For the last couple of days I have been staying with a dear friend at an old fashioned spa in the countryside. I never thought I would spend vast quantities of dosh on something so luxurious but I’m here to tell you it was worth every penny.
Everything, everything, everything was taken care of and for the duration of our stay we could flop about in dressing gowns and slippers and wander from one bodily experience to the other seamlessly being pummeled, stewed and sunken; preened, pruned and fed, being educated by informed nutritionists, put through our paces in a class horribly named ‘legs, tums & bums’, soothed into deep relaxation by an elderly lady who resembled a wise turtle and deeply massaged by a very strong and intuitive man.
I’m not, I’ve realized after many years thinking otherwise, actually that good at relaxing. It’s a little bit like the fable of the dentist with crooked teeth, the tailor with holes in his only jacket and the doctor who smokes like a chimney. I’m the yoga teacher who actually can’t relax. On the surface I seem relaxed, but my friend described my energy in a nutshell, she said: “you’re like the sea, calm, steady, but those waves keep coming, steady, steady, steady”.
Its like that, I can’t sit down for too long, unless I’m engrossed in reading; when I wake up, I jump up; on leisurely weekends I’m the one saying “so what’s the plan?” but thankfully at Grayshott people like me were taken into account; there were scrabble boards, rubbish magazines and commentary papers lying about in the elegant drawing room. There were thoughtfully landscaped gardens with matured acacia trees, rhododendrons and wild roses competing for the senses of the lone wanderer.
I took to the outside for languid strolls where I marveled at my own impatience and found myself promptly back at the tea station drinking my fortieth mug of hot water with lemon. Its this curious blend of pausing and rushing that brought my attention to the true role of the mind in our lives. While my body was being attended to semi constantly, offered the choice of exertion or pampering, grueling exercise or plump cushioned sofas, my mind was playing a tug 'o’ war, a ‘resistance’ against all this luxury.
Many of the visitors to Grayshott are there as part of a program where their diets and lifestyles are given a full overhaul and they are over the course of a week instilled with intelligent information regarding nutrition and things like body composition. It seems that poor diet is the leading cause of death and disease in our society, more so than smoking, drinking alcohol and inactivity combined. These people are taking their health seriously and it is a heartening environment to be in, although my friend and I are not part of the program.

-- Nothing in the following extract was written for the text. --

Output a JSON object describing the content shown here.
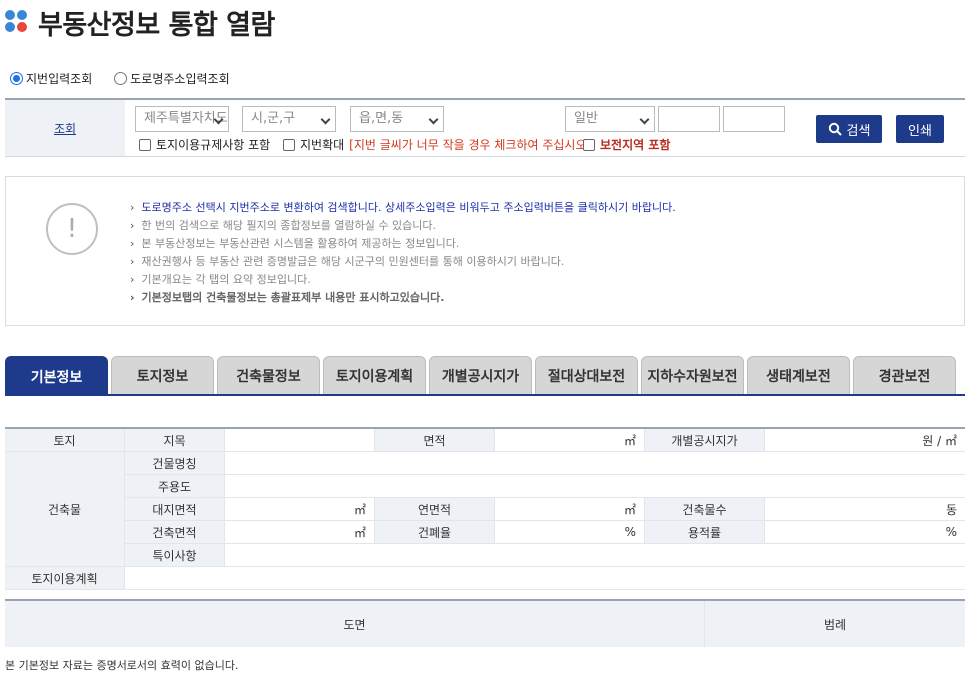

There is a time though when our bodies call for our attention and there is a time when they can finally have their say. Often we don’t listen and years may go by, we start to cultivate stuff like adipose fatty tissue in places where it shouldn’t be (gawd, I don’t remember if there’s anywhere it should be), we develop diabetes, degenerative diseases now outnumber infectious diseases in our culture and these can all be avoided!
But what interests me in all of this is the effect on our minds of this state of disease. Even as adept meditators we can feel a fog descending over our awareness as we practice meditation, the Tibetan Book of Living & Dying encourages us to “ Alert yourself, straighten your back, breathe the stale air out of your lungs, and direct your awareness into clear space to freshen your mind” for “If you remain in this stagnant state, you will not evolve; so whenever this setback arises, clear it again and again. It is important to be as watchful as possible, and to stay as vigilant as you can.”
Through vigilance I have noticed that what we put into our bodies has a very strong effect on our mental state. Stimulants and downers such as too much bread induce fogginess, overdosing on cheese is mucus building and interferes with a smooth breath which in turn affects the mental clarity that is so dependent on this vital breath. Its hardly news but we are what we eat.
Vigilance has also brought me to the conclusion that bingeing on rubbish magazines or simply overdosing on opinion columns can lead to a comatose state that is not conducive to the sweet sattva of meditation. Flicking through Hello magazine is the epitomy of a tamasic activity for the body, watching an action DVD could be another one. But in both of these instances the content we are absorbing is ‘rajasic’, fiery, adrenaline fuelled and glitzy. This cocktail can result in functional disorders such as chronic fatigue and depression. For more on this a look at the gunas would be of interest.
Yoga and spa going are hardly incompatible, so if you do happen to have the dosh (its very not cheap) I highly recommend Grayshott and if you don’t here’s a few ideas to have your own healing retreat at home:
- buy a ridiculous amount of fresh vegetables and fruit, it’s a sure way to be inspired to eat it
- read up a bit about nutrition (The Weston A. Price foundation is particularly interesting I find)
- pour a lot of Epsom or Dead Sea salt into your bath and soak for a good 20 minutes. Each has a different effect so go for what you need most.
- ask a friend for a 10 minute back rub, pay them back in kind
- hot-cold-hot-cold showering is very stimulating for the immune system, so take a deep breath and go for it!
- be creative in finding ways to sweat: jumping up and down on a mini trampoline is meant to be fantastic to increase energy levels.